» **PROBLEM DETAILS**:
All lines from the one that contains "Serialize everything readable" through the final line of the entries must be repeated exactly. No other lines belong in the output.

» **RECORDS SHOWN**:
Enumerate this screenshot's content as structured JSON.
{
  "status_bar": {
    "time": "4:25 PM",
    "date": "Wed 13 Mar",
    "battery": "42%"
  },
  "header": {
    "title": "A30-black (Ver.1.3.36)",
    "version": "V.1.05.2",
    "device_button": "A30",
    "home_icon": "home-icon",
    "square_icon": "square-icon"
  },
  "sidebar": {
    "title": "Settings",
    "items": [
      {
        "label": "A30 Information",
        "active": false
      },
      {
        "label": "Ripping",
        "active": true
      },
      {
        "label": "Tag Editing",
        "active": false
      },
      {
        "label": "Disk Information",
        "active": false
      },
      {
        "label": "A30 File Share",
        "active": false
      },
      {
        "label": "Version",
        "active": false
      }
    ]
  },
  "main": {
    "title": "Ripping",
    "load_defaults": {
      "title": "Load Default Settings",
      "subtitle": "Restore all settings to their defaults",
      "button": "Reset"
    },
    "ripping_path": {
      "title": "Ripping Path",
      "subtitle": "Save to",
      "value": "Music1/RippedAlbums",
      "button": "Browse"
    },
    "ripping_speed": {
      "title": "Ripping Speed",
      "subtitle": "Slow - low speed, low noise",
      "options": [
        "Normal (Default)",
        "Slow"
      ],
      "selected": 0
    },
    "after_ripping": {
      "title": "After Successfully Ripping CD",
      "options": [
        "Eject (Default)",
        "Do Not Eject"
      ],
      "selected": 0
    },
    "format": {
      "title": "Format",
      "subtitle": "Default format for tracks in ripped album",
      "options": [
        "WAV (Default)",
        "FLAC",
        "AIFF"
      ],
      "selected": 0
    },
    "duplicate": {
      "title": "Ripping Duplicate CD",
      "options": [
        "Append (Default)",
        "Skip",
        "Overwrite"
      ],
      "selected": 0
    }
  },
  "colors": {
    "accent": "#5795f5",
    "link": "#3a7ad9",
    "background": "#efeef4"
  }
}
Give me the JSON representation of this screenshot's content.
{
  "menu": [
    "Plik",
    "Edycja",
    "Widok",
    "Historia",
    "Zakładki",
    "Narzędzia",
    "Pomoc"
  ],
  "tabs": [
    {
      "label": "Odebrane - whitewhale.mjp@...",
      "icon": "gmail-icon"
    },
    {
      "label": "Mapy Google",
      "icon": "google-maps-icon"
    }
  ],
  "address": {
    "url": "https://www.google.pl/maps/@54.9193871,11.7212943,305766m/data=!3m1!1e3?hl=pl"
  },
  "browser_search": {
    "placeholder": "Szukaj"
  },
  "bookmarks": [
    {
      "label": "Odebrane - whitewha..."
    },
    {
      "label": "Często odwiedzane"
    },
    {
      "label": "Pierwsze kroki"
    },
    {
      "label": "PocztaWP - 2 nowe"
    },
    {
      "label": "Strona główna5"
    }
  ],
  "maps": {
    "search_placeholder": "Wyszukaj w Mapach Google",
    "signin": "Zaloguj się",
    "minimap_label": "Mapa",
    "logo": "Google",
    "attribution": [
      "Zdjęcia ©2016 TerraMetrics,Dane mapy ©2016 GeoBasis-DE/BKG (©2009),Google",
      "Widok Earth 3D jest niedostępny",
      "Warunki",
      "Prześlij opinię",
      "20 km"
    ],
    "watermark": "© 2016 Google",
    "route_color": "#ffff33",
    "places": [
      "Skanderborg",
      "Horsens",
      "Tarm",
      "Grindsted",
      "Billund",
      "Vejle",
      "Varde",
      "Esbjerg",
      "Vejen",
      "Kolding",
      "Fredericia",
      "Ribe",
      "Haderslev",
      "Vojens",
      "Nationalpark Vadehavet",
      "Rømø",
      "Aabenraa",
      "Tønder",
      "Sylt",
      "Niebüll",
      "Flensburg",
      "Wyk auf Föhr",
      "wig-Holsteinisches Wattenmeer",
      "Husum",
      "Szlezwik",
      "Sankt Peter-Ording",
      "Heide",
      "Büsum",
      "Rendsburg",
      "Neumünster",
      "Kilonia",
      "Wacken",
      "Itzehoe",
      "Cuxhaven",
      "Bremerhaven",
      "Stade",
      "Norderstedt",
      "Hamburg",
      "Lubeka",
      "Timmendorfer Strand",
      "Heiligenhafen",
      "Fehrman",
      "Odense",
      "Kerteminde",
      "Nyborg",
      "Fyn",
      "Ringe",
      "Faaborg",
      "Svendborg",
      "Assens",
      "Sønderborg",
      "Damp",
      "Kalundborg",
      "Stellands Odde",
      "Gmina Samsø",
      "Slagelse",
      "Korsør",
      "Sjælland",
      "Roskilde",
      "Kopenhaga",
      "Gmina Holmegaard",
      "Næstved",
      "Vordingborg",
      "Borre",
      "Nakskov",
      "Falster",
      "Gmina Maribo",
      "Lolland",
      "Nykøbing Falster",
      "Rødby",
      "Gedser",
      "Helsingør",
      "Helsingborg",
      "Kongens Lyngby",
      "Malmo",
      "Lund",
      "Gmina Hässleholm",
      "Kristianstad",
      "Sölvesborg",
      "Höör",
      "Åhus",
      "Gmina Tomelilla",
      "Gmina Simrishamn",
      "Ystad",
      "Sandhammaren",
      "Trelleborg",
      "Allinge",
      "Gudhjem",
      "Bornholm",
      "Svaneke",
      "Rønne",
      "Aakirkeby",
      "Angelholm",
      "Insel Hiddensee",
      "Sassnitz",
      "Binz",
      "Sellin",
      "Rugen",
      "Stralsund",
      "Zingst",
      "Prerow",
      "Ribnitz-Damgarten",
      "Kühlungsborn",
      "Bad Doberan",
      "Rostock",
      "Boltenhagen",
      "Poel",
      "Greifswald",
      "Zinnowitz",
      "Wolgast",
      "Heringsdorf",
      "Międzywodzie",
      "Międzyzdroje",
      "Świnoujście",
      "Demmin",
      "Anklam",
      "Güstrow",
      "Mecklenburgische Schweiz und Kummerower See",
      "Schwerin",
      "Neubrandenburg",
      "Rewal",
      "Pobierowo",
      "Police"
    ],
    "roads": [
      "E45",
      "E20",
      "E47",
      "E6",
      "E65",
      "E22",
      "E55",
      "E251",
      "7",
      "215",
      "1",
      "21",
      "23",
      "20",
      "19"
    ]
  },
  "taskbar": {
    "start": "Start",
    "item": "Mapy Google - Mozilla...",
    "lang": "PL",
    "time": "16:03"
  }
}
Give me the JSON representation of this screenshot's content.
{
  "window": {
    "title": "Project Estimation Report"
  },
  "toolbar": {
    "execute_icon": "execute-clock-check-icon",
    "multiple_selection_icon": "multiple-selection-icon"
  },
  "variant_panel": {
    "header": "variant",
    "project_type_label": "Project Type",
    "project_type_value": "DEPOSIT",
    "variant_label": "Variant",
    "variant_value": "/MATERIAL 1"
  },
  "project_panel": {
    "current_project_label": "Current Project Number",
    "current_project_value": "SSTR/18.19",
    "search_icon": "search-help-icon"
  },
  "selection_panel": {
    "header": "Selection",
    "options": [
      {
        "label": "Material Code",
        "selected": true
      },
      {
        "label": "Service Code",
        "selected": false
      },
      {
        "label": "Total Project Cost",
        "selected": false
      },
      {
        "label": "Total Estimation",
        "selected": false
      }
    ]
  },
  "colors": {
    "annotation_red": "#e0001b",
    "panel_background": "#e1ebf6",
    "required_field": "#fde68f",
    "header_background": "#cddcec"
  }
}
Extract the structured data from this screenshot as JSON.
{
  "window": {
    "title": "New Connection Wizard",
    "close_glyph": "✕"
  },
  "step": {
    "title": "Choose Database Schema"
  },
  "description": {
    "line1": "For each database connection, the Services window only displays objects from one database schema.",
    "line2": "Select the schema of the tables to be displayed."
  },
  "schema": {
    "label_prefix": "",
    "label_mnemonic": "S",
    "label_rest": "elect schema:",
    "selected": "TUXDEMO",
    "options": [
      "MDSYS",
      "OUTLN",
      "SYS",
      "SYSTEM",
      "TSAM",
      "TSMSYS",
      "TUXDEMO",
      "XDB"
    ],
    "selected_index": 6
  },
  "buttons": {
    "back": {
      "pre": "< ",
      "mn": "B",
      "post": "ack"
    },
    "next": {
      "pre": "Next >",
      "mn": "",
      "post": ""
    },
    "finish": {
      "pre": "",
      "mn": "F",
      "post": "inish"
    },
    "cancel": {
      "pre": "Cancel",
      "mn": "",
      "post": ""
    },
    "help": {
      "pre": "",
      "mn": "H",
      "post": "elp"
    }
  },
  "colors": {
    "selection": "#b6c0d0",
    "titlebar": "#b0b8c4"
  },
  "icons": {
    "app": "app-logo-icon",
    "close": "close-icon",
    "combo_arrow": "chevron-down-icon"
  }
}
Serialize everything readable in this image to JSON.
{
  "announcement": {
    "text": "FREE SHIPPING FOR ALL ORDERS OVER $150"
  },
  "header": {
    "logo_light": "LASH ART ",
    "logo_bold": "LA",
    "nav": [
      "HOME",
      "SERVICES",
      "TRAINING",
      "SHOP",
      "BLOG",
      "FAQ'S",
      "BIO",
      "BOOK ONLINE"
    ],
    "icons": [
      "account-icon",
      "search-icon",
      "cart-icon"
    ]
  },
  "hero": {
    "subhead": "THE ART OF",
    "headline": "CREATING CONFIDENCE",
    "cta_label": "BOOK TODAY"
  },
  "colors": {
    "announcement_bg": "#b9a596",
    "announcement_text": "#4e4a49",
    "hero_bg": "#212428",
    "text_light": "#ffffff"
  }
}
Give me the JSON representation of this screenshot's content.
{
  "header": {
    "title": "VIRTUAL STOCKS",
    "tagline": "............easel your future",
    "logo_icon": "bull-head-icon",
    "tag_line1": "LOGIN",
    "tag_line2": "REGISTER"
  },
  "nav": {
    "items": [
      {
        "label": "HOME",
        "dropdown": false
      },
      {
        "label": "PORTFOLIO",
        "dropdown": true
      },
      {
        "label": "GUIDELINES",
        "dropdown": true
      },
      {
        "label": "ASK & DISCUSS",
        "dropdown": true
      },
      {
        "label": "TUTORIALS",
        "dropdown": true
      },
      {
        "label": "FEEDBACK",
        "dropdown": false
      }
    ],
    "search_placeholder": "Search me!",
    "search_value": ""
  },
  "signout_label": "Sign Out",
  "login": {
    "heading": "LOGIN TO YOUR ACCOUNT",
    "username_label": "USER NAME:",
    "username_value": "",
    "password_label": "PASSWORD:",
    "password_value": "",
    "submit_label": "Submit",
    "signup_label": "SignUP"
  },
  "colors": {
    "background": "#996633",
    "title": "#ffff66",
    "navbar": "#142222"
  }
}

» **TASK RESPONSE**:
Serialize everything readable in this image to JSON.
{
  "announcement": {
    "text": "FREE SHIPPING FOR ALL ORDERS OVER $150"
  },
  "header": {
    "logo_light": "LASH ART ",
    "logo_bold": "LA",
    "nav": [
      "HOME",
      "SERVICES",
      "TRAINING",
      "SHOP",
      "BLOG",
      "FAQ'S",
      "BIO",
      "BOOK ONLINE"
    ],
    "icons": [
      "account-icon",
      "search-icon",
      "cart-icon"
    ]
  },
  "hero": {
    "subhead": "THE ART OF",
    "headline": "CREATING CONFIDENCE",
    "cta_label": "BOOK TODAY"
  },
  "colors": {
    "announcement_bg": "#b9a596",
    "announcement_text": "#4e4a49",
    "hero_bg": "#212428",
    "text_light": "#ffffff"
  }
}
Give me the JSON representation of this screenshot's content.
{
  "header": {
    "title": "VIRTUAL STOCKS",
    "tagline": "............easel your future",
    "logo_icon": "bull-head-icon",
    "tag_line1": "LOGIN",
    "tag_line2": "REGISTER"
  },
  "nav": {
    "items": [
      {
        "label": "HOME",
        "dropdown": false
      },
      {
        "label": "PORTFOLIO",
        "dropdown": true
      },
      {
        "label": "GUIDELINES",
        "dropdown": true
      },
      {
        "label": "ASK & DISCUSS",
        "dropdown": true
      },
      {
        "label": "TUTORIALS",
        "dropdown": true
      },
      {
        "label": "FEEDBACK",
        "dropdown": false
      }
    ],
    "search_placeholder": "Search me!",
    "search_value": ""
  },
  "signout_label": "Sign Out",
  "login": {
    "heading": "LOGIN TO YOUR ACCOUNT",
    "username_label": "USER NAME:",
    "username_value": "",
    "password_label": "PASSWORD:",
    "password_value": "",
    "submit_label": "Submit",
    "signup_label": "SignUP"
  },
  "colors": {
    "background": "#996633",
    "title": "#ffff66",
    "navbar": "#142222"
  }
}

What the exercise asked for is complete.